Prompt:
Gather all lines in the data that hold the string "text".

=== Section Start ===

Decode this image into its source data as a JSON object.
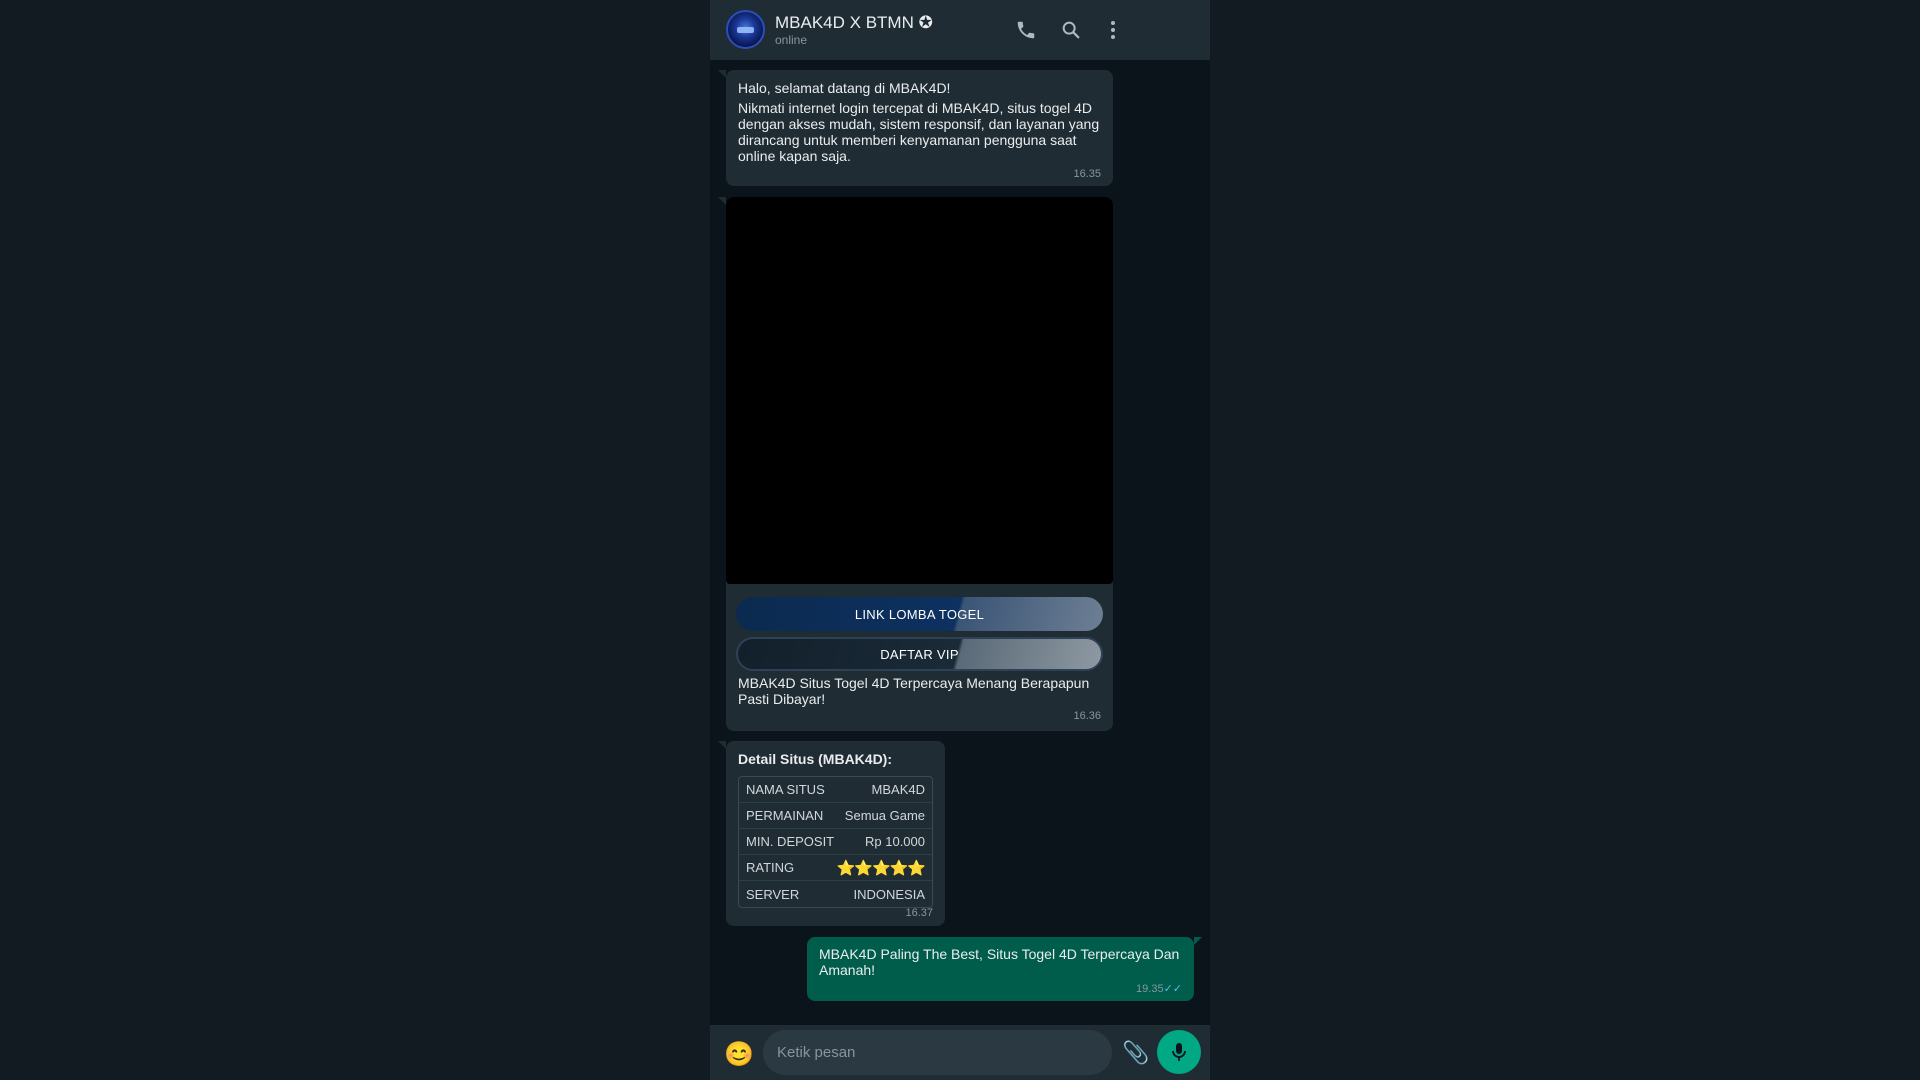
{
  "header": {
    "title": "MBAK4D X BTMN ✪",
    "status": "online",
    "icons": [
      "phone-icon",
      "search-icon",
      "more-icon"
    ]
  },
  "messages": [
    {
      "greeting": "Halo, selamat datang di MBAK4D!",
      "body": "Nikmati internet login tercepat di MBAK4D, situs togel 4D dengan akses mudah, sistem responsif, dan layanan yang dirancang untuk memberi kenyamanan pengguna saat online kapan saja.",
      "time": "16.35"
    },
    {
      "buttons": [
        "LINK LOMBA TOGEL",
        "DAFTAR VIP"
      ],
      "caption": "MBAK4D Situs Togel 4D Terpercaya Menang Berapapun Pasti Dibayar!",
      "time": "16.36"
    },
    {
      "heading": "Detail Situs (MBAK4D):",
      "rows": [
        {
          "label": "NAMA SITUS",
          "value": "MBAK4D"
        },
        {
          "label": "PERMAINAN",
          "value": "Semua Game"
        },
        {
          "label": "MIN. DEPOSIT",
          "value": "Rp 10.000"
        },
        {
          "label": "RATING",
          "value": "⭐⭐⭐⭐⭐"
        },
        {
          "label": "SERVER",
          "value": "INDONESIA"
        }
      ],
      "time": "16.37"
    },
    {
      "text": "MBAK4D Paling The Best, Situs Togel 4D Terpercaya Dan Amanah!",
      "time": "19.35",
      "ticks": "✓✓"
    }
  ],
  "footer": {
    "placeholder": "Ketik pesan"
  },
  "colors": {
    "header_bg": "#1f2c34",
    "incoming_bg": "#202c33",
    "outgoing_bg": "#005c4b",
    "accent": "#00a884"
  }
}
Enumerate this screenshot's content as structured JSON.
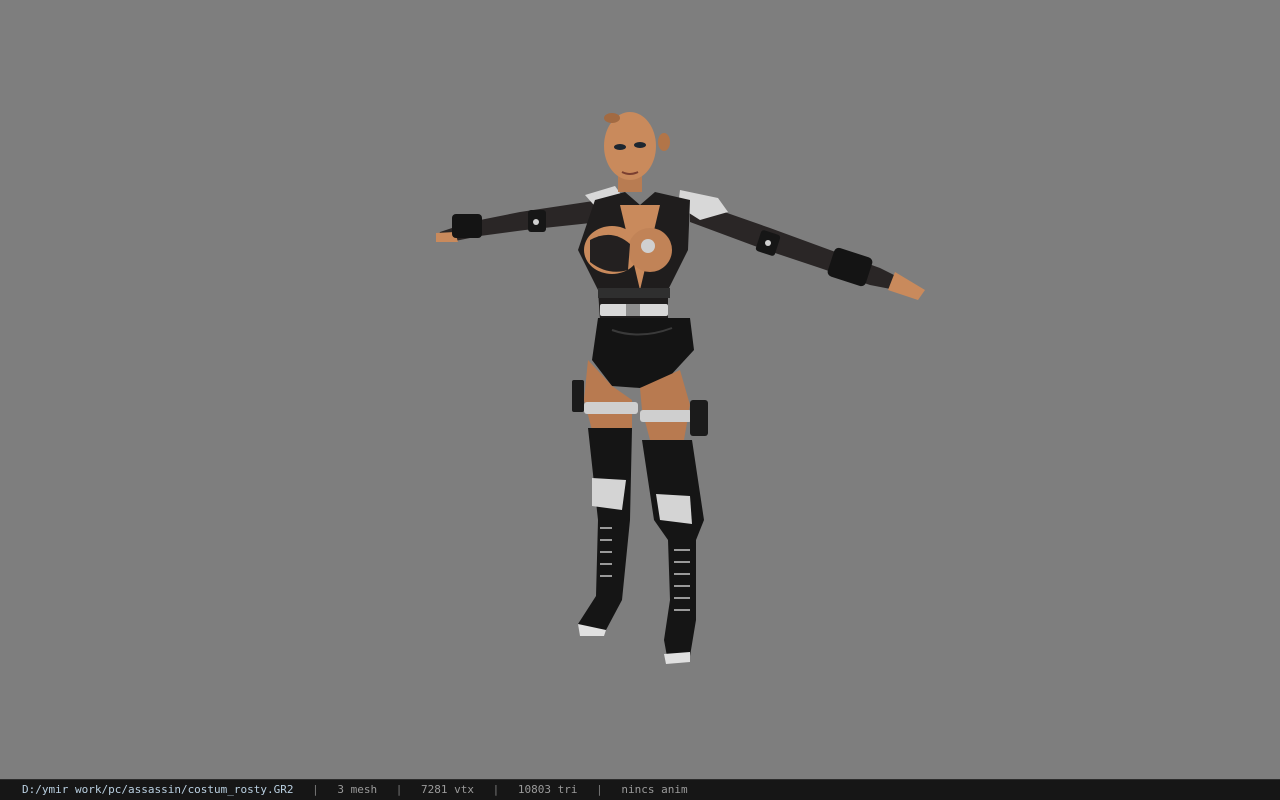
{
  "viewer": {
    "model_name": "3D character model",
    "background_color": "#7e7e7e"
  },
  "statusbar": {
    "file_path": "D:/ymir work/pc/assassin/costum_rosty.GR2",
    "separator": "|",
    "mesh_count": "3 mesh",
    "vertex_count": "7281 vtx",
    "triangle_count": "10803 tri",
    "animation": "nincs anim"
  },
  "colors": {
    "skin": "#c98a5c",
    "outfit": "#1e1e1e",
    "armor_highlight": "#d8d8d8",
    "statusbar_bg": "#161616"
  }
}
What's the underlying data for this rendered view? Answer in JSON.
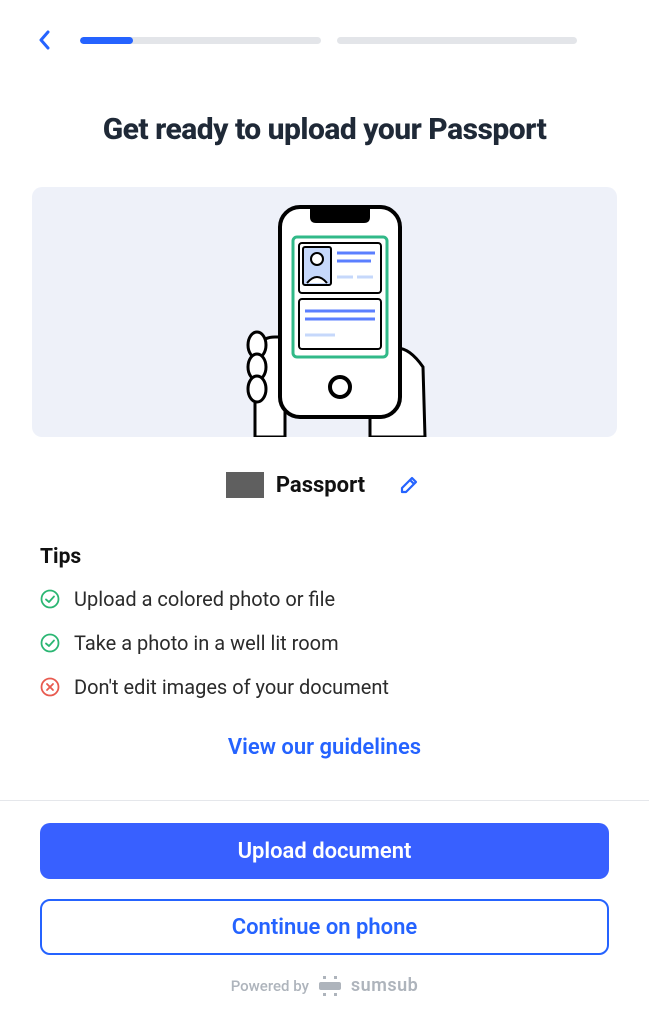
{
  "progress": {
    "segments": 2,
    "fill_pct_segment1": 22,
    "fill_pct_segment2": 0
  },
  "title": "Get ready to upload your Passport",
  "doc": {
    "label": "Passport"
  },
  "tips": {
    "heading": "Tips",
    "items": [
      {
        "text": "Upload a colored photo or file",
        "ok": true
      },
      {
        "text": "Take a photo in a well lit room",
        "ok": true
      },
      {
        "text": "Don't edit images of your document",
        "ok": false
      }
    ]
  },
  "links": {
    "guidelines": "View our guidelines"
  },
  "buttons": {
    "upload": "Upload document",
    "continue_phone": "Continue on phone"
  },
  "footer": {
    "powered_by": "Powered by",
    "brand": "sumsub"
  },
  "colors": {
    "primary": "#3860ff",
    "link": "#2563ff",
    "success": "#2bb673",
    "error": "#e85a4f",
    "illus_bg": "#eef1f9"
  }
}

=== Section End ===

Task solution:
      "text": "MBAK4D Paling The Best, Situs Togel 4D Terpercaya Dan Amanah!",
        "text": "Upload a colored photo or file",
        "text": "Take a photo in a well lit room",
        "text": "Don't edit images of your document",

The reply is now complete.